(Even if the treatment is not available in the U.S., a successful trial could do a couple of things: it could prompt the company to make the treatment available in the U.S., and it would surely enhance autoimmunity research. We’ll see what happens, but if we can come up with several treatments – each of which is effective in a subset of patients – we’ll start to whittle the disease down.)

As she left for the airport, Scheibenbogen said she hopes that in the next five years ways to diagnose and treat ME/CFS will be found. Let it be so…

Guidelines to Biomarker Produced

Euromene, the new ME/CFS European research group Scheibenbogen is working with, recently laid out a step-by-step pathway to develop a biomarker. She noted that we have lots of interesting findings, but none that are unique to ME/CFS. Plus, the findings we do have overlap too much with healthy controls.

In short, we haven’t found that key signature – that key physiological mark – which says a person has ME/CFS. (That may not be a surprise: until we find the core of ME/CFS, we may not be able to find a unique biomarker). Scheibenbogen did wonder, however, given Maureen Hanson’s recent inability to find subsets in her metabolomic data, if the biomarker for ME/CFS will be metabolic in nature.

 

Unutmaz’s Big Surprise

Ron Davis has noted things often don’t work out the way researchers expect them to. Apparently, Derya Unutmaz feels the same way.  Unutmaz got a T-cell result that pointed straight at the gut and then was pleasantly shocked when a look at the gut confirmed his findings.  He was expecting a few more twists and turns from the body! It’s not usually so easy.

He noted that over the past decade a tremendous amount of work has been done on the effects the gut microbiome (gut bacteria) have on the immune system. It’s now clear that a shift toward more inflammatory bacteria in the gut can result in inflammation in other parts of the body. In fact, Unutmaz reported that just about every disease is associated with a change in gut bacteria.  The bacteria play such a vital role that oncologists can even determine how effectively patients will respond to immunotherapies by assessing the kind of bacteria they carry in their guts.

That makes sense for ME/CFS, since every gut bacteria study has thus far found substantial alterations in the bacteria in ME/CFS patients’ guts.
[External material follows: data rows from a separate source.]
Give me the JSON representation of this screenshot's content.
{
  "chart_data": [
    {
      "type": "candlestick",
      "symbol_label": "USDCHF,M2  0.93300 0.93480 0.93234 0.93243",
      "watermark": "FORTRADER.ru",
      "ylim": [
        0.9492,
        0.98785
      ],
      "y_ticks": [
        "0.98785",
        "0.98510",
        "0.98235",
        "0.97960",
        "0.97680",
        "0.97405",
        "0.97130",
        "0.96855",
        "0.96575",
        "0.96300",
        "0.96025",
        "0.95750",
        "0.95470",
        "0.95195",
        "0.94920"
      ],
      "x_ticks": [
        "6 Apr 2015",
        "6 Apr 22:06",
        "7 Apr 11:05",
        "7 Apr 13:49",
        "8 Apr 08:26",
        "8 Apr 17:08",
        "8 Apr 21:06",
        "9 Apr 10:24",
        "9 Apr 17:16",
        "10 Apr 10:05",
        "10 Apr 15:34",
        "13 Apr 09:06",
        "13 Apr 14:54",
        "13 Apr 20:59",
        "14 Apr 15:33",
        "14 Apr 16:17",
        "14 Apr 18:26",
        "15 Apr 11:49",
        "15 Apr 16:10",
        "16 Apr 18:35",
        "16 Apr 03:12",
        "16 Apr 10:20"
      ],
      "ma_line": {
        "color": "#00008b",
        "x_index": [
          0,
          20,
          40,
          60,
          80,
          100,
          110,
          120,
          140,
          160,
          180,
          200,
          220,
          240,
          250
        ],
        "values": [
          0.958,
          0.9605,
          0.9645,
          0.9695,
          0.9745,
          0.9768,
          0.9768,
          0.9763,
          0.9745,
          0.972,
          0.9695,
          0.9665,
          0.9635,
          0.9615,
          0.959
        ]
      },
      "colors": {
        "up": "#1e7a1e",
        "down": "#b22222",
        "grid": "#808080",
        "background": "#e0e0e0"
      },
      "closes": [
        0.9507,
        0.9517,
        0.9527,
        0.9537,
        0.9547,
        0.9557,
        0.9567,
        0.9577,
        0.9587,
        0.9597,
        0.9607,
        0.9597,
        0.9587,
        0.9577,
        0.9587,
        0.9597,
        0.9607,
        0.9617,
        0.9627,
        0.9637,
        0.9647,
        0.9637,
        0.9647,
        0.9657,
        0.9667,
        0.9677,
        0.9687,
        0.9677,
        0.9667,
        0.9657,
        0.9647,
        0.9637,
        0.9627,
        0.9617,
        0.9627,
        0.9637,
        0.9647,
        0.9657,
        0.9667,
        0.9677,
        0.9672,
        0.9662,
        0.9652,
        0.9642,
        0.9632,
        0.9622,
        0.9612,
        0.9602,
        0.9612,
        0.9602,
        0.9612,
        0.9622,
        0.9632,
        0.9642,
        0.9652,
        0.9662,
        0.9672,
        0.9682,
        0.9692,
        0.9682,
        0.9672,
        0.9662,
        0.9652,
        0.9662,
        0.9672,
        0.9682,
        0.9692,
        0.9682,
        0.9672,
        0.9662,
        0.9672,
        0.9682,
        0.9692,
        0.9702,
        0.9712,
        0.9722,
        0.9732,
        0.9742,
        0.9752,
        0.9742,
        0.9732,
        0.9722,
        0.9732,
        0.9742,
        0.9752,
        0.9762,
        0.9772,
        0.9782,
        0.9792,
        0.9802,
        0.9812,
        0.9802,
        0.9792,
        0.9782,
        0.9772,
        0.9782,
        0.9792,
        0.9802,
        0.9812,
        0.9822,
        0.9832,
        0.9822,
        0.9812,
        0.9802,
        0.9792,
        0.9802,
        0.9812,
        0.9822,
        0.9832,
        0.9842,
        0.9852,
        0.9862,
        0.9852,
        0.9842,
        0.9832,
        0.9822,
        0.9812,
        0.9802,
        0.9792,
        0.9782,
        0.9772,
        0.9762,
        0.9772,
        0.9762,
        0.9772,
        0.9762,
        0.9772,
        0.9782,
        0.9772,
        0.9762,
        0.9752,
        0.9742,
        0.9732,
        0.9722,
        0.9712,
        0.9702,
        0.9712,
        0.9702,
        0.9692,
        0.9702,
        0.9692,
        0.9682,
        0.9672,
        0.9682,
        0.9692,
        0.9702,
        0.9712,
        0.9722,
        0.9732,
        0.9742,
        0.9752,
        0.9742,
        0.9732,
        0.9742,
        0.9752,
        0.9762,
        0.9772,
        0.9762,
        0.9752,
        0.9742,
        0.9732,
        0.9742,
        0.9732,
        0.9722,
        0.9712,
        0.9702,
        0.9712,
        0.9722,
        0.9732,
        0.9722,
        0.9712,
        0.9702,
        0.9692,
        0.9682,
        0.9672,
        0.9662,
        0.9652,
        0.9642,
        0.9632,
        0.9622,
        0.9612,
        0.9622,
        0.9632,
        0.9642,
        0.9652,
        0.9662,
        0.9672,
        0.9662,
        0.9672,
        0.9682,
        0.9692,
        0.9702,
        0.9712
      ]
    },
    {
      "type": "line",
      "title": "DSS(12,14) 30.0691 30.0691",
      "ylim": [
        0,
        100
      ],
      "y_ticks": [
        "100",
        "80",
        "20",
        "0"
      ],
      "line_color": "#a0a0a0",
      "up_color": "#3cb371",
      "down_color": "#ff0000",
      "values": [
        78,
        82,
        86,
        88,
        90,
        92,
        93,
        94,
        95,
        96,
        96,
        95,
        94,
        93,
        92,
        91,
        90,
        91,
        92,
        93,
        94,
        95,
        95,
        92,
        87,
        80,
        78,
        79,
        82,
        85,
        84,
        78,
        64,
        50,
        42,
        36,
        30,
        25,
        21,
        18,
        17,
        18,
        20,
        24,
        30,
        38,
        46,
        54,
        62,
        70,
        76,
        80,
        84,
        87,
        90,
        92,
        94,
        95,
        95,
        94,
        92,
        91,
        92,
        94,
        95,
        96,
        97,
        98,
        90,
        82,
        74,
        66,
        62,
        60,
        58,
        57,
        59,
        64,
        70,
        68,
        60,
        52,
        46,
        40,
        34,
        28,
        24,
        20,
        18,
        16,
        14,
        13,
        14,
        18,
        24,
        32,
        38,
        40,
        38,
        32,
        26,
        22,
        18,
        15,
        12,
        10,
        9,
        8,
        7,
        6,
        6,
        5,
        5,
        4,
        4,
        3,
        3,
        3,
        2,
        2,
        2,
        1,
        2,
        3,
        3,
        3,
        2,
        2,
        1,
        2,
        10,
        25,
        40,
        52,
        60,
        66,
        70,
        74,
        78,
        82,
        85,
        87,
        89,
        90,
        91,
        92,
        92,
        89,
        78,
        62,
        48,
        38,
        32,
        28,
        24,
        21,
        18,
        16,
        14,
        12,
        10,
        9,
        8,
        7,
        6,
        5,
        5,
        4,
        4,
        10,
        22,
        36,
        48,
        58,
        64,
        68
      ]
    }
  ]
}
Unutmaz is a T-cell guy. He knows that bacterial metabolic by-products trigger unusual T-cells called  MAIT T-cells (Mucosal associated invariant T cells) to get into action. Once these cells, which are found in our gut lining, liver, lungs, etc., come across those metabolites, they secrete pro-inflammatory cytokines. Those cytokines turn monocyte cells into hairy monsters called macrophages which then gobble up the bacterial-infected cells.

MAIT cells, then, play a key role in turning on our immune response to the bad bacteria that can live in our guts. They apparently lurk in the gut lining as a kind of last line of defense against those bacteria getting into our blood stream and invading the rest of the body.

gut bacteria chronic fatigue

Unutmaz’s findings suggested that T-cells in the ME/CFS patients’ guts had been repeatedly exposed to bad bacteria

Unutmaz found that a high percentage of MAIT cells had been repeatedly activated in ME/CFS patients – suggesting a plethora of bad bacteria was present. In true ME/CFS fashion, Unutmaz also found that ME/CFS patients’ MAIT cells were activated — but “punked out” at the same time. (A wired and tired immune cell?).  Seemingly exhausted by the continual stimulation, they (like their natural killer cell cousins) had problems killing infected cells. That hearkened back to the Lipkin/Hornig immune finding of activated immune systems in early-duration ME/CFS patients and depleted immune systems in longer- duration patients.

Unutmaz is now trying to identify which bacteria are tweaking ME/CFS patients’ MAIT T-cells so much as to possibly burn them out. If he’s successful, he may have found a target that could quiet down a possibly overworked and burnt-out immune system and allow it to rejuvenate.

Are Chronic Fatigue Syndrome (ME/CFS) and Fibromyalgia Immune Exhaustion Disorders?

Part 1: The Montreal ME/CFS Conference: Metabolism and Exercise